Tremper Longman III writes:
Daniel’s report of the vision begins with the setting. He is on the coast of the sea, where the winds are whipping waves into a frenzy. That Daniel is not giving a scientific description is immediately apparent since he attributes the wildness of the sea to the ‘four winds of heaven’ (v.2). They are all blowing at once. We are not simply to imagine huge waves scrashing into the shore, but rather turbulent chaotic waters moving in all directions.
On a simple, psychological level, this forbodes danger. But reading this description with a broader literary background reveals that even more is at stake here. By the time of Daniel, the sea was already a potent symbol of chaos, indeed odf destructive evil. Here and elsewhere in the second half of Daniel the imagery of the visions may be associated with the mythology of the broader Near East. We may illustrate this with reference to the great creation myths of the Babylonians and the Canaanites.
The most well known creation story of the Babylonians is the Enuma Elish. This tale begins with an account of the creation of the gods. At the beginning stands primordial Tiamat and her consort Apsu. Both of these deities represent different aspects of the waters. Indeed, Tiamat’s name, when translated from the Akkadian, means ‘The Sea’. She is the mother of the next generation of deities, including Enlil and Ea. The generation after Enliland Ea includes Marduk.
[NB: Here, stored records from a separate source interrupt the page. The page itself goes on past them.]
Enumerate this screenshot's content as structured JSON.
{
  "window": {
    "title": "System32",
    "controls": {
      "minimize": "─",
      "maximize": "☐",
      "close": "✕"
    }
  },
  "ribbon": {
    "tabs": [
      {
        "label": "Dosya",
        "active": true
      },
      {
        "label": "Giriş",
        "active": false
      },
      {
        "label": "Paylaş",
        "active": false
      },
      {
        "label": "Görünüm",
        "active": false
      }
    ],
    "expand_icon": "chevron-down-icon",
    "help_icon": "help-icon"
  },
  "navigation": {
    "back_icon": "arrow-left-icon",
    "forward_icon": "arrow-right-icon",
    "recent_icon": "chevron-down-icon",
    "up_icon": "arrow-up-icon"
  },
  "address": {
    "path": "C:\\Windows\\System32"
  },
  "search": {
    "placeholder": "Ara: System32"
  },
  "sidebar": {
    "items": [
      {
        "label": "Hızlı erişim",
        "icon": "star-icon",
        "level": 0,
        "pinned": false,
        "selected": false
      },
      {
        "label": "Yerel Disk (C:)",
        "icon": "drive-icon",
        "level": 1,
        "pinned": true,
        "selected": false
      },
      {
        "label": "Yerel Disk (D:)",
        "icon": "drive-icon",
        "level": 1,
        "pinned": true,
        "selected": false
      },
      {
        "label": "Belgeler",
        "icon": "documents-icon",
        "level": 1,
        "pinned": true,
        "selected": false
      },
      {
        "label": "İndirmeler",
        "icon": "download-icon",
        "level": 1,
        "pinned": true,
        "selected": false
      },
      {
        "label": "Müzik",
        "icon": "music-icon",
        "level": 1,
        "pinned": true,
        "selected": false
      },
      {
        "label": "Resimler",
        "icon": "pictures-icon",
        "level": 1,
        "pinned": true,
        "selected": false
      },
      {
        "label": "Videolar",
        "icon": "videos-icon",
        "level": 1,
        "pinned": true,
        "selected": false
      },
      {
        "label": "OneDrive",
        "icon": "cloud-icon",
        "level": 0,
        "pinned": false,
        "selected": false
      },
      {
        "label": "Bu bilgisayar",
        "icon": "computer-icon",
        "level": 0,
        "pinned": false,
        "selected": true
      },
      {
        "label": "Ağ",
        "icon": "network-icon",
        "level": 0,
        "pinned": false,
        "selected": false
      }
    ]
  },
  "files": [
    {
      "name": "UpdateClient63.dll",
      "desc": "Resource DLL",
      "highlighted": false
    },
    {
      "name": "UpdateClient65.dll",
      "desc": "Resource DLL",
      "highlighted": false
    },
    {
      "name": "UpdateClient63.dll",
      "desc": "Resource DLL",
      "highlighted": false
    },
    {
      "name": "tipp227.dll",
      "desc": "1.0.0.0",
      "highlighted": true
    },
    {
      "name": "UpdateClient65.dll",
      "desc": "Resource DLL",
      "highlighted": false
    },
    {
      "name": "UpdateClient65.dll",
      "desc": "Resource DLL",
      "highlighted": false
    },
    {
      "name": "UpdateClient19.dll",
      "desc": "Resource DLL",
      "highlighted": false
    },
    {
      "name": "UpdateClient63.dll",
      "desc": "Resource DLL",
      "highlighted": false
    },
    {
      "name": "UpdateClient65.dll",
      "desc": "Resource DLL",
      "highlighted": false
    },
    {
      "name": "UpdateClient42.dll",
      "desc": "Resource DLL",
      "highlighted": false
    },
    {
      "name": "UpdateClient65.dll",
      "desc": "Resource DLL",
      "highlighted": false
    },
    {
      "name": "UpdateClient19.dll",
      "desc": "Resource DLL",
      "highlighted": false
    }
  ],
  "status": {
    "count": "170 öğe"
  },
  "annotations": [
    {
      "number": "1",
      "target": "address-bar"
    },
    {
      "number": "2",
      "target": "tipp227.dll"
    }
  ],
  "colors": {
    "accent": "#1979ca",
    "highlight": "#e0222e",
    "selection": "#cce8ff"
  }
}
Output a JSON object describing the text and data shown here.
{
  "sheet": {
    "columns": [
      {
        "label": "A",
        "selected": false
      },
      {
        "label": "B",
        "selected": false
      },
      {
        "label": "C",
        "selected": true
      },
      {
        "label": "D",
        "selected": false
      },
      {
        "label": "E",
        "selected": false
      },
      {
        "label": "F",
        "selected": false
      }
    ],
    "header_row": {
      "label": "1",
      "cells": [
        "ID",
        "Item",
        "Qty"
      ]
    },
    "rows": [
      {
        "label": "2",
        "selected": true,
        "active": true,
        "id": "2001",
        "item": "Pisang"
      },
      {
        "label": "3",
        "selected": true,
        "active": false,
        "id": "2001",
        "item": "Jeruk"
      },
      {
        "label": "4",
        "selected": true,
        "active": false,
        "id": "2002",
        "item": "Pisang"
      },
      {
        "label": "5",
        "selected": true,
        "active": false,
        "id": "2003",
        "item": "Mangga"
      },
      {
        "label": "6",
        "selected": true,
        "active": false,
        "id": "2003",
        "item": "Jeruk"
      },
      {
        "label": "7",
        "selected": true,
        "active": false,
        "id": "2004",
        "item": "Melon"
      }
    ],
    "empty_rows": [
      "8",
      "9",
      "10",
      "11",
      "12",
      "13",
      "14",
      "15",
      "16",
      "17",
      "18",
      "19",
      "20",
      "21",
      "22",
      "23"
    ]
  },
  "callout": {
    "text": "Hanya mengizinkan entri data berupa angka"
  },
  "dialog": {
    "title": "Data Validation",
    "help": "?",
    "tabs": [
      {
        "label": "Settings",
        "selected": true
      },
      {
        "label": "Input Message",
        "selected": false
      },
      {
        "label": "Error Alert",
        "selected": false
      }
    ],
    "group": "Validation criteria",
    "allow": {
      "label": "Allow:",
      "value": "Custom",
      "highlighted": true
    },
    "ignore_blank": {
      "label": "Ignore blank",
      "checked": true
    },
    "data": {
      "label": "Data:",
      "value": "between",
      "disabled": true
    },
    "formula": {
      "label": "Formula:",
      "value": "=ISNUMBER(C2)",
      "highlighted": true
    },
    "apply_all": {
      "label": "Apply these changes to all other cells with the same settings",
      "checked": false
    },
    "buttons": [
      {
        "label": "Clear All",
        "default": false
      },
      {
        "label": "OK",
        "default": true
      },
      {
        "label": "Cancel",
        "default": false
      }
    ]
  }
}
The story in Enuma Elish is about how Marduk becomes the head of the pantheon.
The plot gets underway when Apsu, the father, grows angry with his noisy divine children and purposes to get rid of them. Tiamat, the mother, protests but does not thwart Apsu’s intention. However, Ea, the god of wisdom, catches wind of his intentionsand succeeds in doing away with Apsu. Far from solving the problem, however, Tiamat is now enraged and turns her more potent forces against her children. Ea and the other gods stand powerless before her. Marduk comes to the rescue and agrees to fight Tiamat, The Sea, with the proviso that if he succeeds, he will be recognized as chief among the gods.
This is not the place to justify what to us in the twentieth century seems a silly theology. The point is that the myth in all seriousness now relates the creation of the world in the light of a struggle between the Creator and The Sea. The fight between Marduk, the one who brings order into the world, and Tiamat, the one who by her very nature as water desires to abolish order and boundaries.
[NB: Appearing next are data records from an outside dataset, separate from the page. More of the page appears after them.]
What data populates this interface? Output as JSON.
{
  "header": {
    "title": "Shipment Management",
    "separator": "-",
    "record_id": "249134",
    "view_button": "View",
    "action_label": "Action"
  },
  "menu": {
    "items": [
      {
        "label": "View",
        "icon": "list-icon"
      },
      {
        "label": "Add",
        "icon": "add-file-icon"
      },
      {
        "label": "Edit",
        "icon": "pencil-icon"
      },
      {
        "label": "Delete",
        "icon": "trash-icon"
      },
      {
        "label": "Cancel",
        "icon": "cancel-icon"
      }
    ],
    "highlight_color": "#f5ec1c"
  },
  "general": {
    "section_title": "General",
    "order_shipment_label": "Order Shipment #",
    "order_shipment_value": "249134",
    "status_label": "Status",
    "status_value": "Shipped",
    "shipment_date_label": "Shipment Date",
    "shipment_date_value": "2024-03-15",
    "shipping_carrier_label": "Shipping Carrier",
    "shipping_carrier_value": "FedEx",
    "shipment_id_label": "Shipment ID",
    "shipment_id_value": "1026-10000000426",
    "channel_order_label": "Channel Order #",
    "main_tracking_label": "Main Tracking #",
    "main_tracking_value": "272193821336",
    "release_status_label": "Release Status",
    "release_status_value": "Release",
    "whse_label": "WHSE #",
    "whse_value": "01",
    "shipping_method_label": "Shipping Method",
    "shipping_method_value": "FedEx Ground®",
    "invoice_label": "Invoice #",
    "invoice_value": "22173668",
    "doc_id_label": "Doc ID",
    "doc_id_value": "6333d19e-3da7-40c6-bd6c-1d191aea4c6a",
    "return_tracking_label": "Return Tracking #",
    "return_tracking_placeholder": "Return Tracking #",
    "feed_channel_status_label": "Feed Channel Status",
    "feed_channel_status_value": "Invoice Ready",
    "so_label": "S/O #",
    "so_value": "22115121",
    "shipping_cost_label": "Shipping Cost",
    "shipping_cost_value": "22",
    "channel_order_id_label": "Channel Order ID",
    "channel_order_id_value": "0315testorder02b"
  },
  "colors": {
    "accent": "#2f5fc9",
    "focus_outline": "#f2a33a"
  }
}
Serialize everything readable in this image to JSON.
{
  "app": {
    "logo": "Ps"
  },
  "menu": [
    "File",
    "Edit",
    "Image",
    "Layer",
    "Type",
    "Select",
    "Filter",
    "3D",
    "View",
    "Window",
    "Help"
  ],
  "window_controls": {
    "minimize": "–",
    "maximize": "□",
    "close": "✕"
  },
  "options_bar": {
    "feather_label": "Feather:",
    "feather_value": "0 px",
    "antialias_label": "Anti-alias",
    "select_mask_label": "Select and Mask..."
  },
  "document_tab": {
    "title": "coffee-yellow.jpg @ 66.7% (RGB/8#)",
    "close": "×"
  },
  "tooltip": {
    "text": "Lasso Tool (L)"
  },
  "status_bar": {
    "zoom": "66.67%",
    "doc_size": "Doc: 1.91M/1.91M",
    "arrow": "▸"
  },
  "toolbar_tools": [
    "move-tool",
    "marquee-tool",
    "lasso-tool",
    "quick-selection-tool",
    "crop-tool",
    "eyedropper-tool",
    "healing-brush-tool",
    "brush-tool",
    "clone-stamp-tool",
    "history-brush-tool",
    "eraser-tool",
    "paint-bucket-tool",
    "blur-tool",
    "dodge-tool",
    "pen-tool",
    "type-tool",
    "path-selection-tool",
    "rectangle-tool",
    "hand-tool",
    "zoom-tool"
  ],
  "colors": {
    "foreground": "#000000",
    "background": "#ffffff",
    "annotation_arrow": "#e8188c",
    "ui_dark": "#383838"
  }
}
The story is dramatically told, but I will relate just its conclusion. Marduk destroys Tiamat, the Sea, and from her body creates the universe as we know it (including humankind). Nonetheless, somehow the sea continues to threaten to abolish creation, so that Marduk must set up boundaries and guards to keep the world from reverting to its formless state. In other words, the sea is a force ranged against God and creation in Mesopotamian theology.
The point is that deep in the psyche of people of the ancient Near East the sea was more than a dangerous place. It was a threatening force that ranged against the beneficial forces of creation.
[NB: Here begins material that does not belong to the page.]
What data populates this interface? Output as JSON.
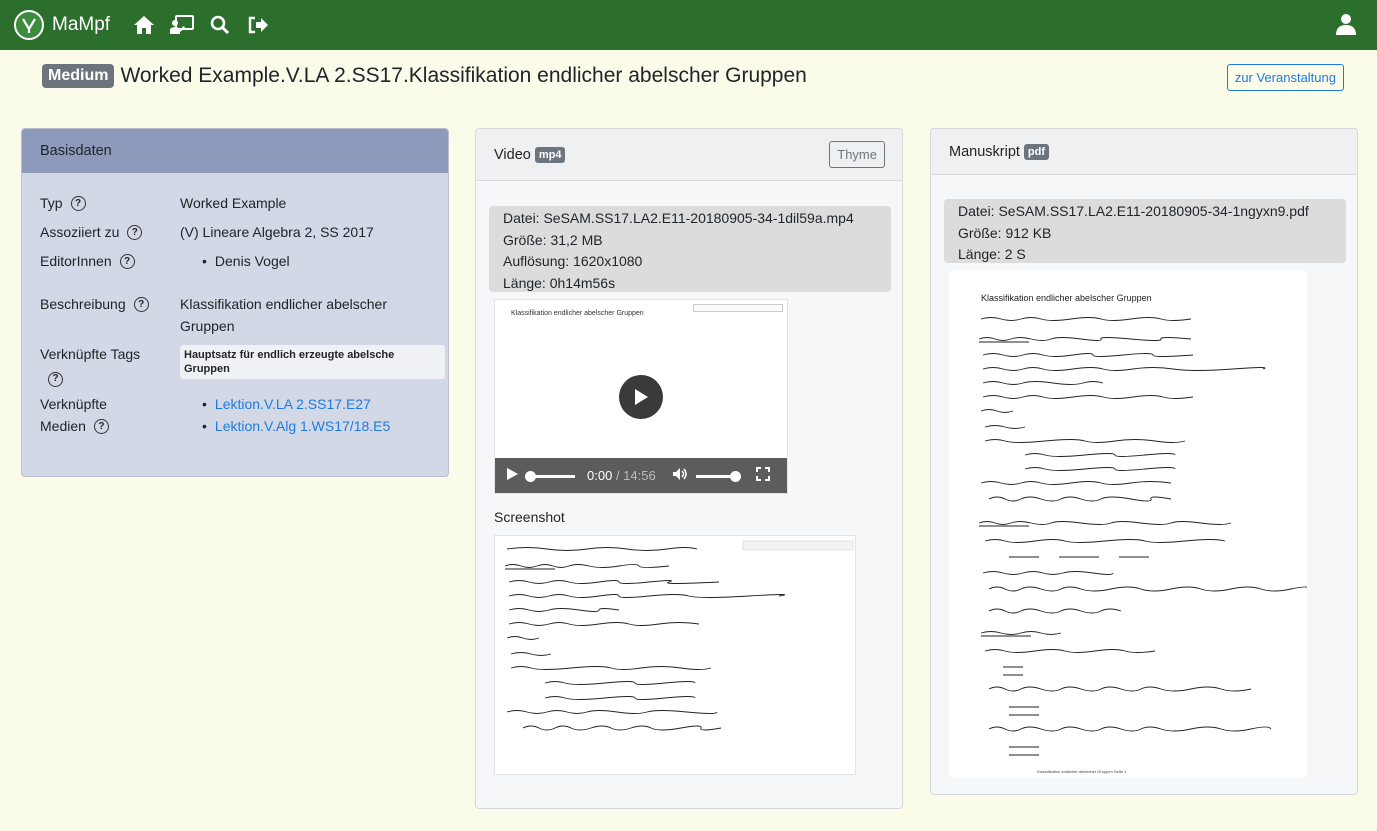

Daniel was not the first one to use sea imagery in this way. Elsewhere in the Old Testament, Yahweh’s struggle and victory over evil is recounted as a fight against the sea and its monsters. God blasts the sea with his rebuke (Ps. 18:15), he sets guard over the sea (Job 7:12; Jer. 5:22); he causes the sea to dry up (Nah. 1:4); he traeds on the sea (Hab. 3:15); and he fights the sea monsters (Isa. 27:1)
Daniel 7:1 – 3
1In the first year of Belshazzar king of Babylon, Daniel had a dream, and visions passed through his mind as he was lying in bed. He wrote down the substance of his dream.
2 Daniel said: “In my vision at night I looked, and there before me were the four winds of heaven churning up the great sea. 3 Four great beasts, each different from the others, came up out of the sea.
- What is the setting for Daniel’s vision?
- How did Mesopotamians understand ‘the sea’?
- What cosmic forces would throw up wild beats and champions against God?
- Who have been champion beasts of chaos in the 20th and 21st century?
- Why shouldn’t people be afarid when chaotic forces of evil manfest themselves in the political, econmoic, and social spheres?